═════ Material shown

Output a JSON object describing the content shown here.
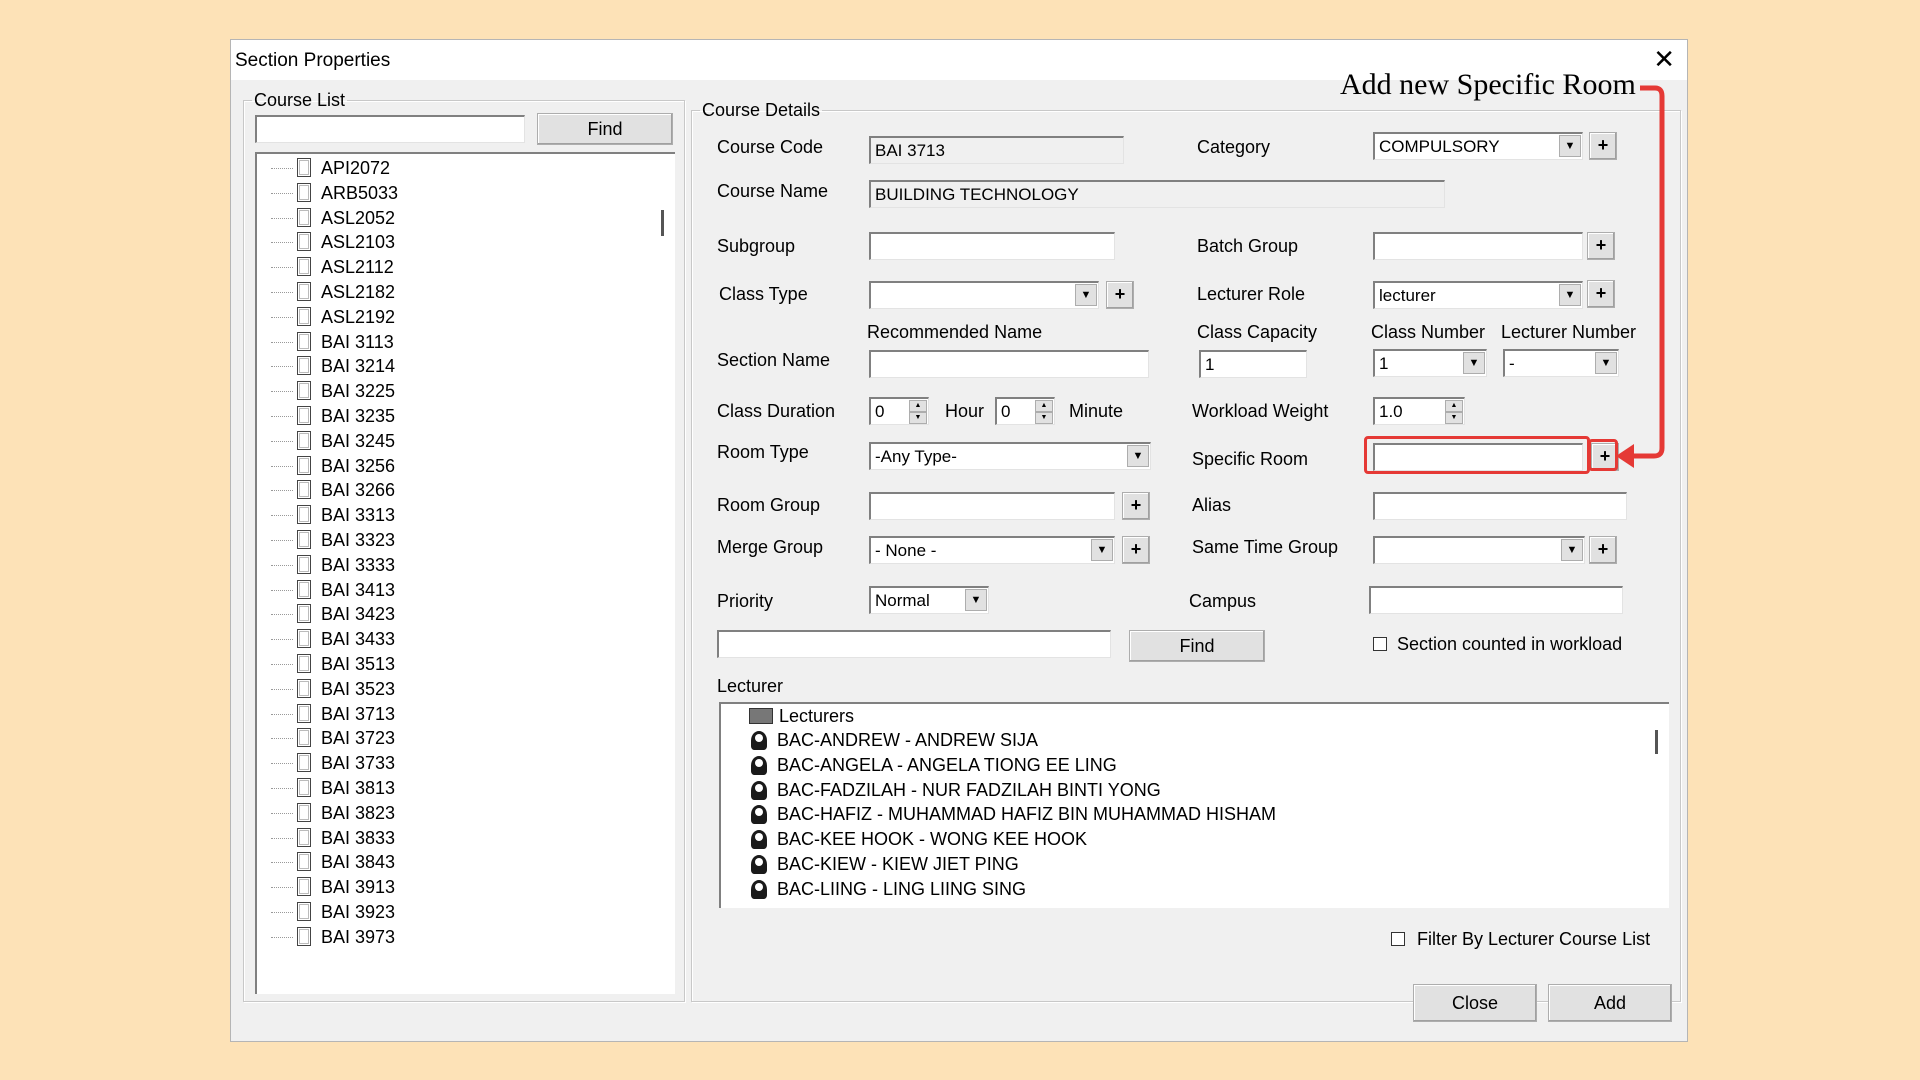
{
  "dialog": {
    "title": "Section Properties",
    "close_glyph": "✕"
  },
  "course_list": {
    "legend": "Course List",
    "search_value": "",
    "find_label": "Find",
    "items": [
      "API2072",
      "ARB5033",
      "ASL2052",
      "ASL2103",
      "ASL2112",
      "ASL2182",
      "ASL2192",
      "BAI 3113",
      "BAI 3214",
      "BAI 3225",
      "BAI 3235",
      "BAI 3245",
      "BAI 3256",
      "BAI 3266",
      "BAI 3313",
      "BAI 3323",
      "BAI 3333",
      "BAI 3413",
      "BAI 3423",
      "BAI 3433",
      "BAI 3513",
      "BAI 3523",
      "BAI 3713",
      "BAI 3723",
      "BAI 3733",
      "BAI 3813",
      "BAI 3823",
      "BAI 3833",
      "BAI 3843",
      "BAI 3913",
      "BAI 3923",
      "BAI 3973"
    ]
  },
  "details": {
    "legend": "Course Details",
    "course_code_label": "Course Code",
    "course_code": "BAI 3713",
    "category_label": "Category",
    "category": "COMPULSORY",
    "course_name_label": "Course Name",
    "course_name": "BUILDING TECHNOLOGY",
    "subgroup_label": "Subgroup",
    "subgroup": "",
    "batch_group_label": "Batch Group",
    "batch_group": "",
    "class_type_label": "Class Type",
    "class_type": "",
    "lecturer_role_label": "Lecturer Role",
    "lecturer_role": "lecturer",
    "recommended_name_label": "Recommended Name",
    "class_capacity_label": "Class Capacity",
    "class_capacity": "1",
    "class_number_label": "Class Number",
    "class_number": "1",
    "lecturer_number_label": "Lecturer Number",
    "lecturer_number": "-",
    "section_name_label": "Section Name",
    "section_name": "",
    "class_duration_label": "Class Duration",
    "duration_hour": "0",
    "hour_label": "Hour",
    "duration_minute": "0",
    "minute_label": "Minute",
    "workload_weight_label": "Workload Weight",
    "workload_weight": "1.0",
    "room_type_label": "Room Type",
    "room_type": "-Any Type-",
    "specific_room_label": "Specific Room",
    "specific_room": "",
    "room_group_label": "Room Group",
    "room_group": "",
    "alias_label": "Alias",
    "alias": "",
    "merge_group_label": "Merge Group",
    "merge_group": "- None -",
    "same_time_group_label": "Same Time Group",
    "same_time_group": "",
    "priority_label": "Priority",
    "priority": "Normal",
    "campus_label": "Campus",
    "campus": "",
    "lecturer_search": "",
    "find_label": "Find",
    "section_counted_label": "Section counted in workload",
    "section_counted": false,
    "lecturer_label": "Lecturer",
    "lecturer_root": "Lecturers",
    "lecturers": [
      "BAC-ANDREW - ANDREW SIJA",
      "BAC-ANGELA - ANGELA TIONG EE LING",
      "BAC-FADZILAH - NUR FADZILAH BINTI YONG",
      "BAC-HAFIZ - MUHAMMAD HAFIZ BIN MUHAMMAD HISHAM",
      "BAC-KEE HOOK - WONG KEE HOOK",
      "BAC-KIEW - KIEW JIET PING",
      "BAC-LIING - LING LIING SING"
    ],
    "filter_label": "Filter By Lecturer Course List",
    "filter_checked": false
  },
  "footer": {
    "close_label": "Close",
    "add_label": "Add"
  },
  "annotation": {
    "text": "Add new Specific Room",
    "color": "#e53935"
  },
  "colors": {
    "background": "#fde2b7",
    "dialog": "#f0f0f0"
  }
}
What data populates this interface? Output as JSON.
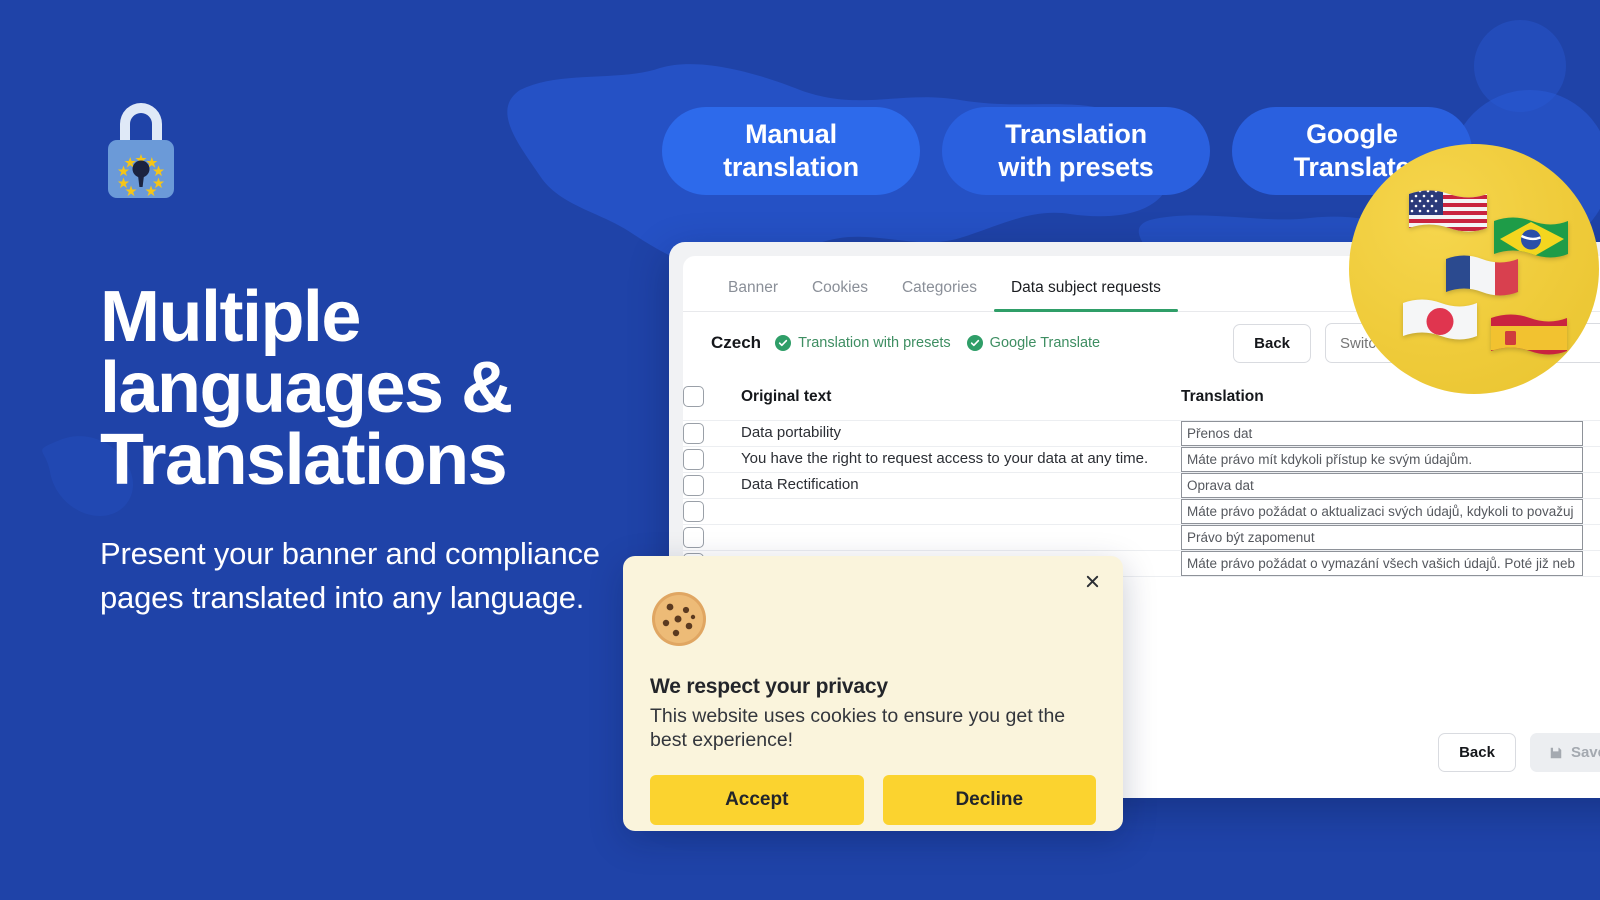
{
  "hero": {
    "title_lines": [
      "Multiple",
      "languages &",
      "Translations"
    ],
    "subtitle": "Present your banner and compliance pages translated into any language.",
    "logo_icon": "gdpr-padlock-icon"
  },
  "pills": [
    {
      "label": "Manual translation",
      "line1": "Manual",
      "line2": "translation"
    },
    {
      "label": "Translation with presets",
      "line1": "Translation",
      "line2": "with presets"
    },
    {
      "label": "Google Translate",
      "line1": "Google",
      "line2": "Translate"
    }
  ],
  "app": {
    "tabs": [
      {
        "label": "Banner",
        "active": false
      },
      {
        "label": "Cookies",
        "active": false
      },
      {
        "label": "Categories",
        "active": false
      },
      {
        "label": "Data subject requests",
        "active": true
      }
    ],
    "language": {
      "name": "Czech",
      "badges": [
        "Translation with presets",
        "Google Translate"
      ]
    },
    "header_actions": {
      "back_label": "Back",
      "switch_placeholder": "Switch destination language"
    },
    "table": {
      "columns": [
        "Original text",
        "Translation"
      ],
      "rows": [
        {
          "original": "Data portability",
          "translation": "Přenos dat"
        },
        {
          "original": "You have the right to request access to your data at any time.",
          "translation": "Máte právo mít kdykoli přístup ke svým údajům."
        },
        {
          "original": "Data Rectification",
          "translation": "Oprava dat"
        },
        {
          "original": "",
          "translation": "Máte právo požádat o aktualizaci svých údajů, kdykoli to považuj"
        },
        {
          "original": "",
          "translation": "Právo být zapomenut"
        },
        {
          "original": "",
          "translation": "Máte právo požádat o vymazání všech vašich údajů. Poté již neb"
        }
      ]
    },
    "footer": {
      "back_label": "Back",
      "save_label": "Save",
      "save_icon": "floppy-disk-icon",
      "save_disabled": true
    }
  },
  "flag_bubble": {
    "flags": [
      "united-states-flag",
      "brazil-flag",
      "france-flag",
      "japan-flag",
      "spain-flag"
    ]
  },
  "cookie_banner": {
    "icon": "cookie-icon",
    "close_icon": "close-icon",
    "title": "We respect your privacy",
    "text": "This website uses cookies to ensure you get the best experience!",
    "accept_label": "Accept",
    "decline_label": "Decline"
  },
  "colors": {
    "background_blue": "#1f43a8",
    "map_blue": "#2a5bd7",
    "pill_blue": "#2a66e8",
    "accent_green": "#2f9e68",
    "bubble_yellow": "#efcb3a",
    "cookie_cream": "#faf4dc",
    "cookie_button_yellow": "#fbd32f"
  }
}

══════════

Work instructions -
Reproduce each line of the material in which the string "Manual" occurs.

Output for this task -
      "label": "Manual translation",
      "line1": "Manual",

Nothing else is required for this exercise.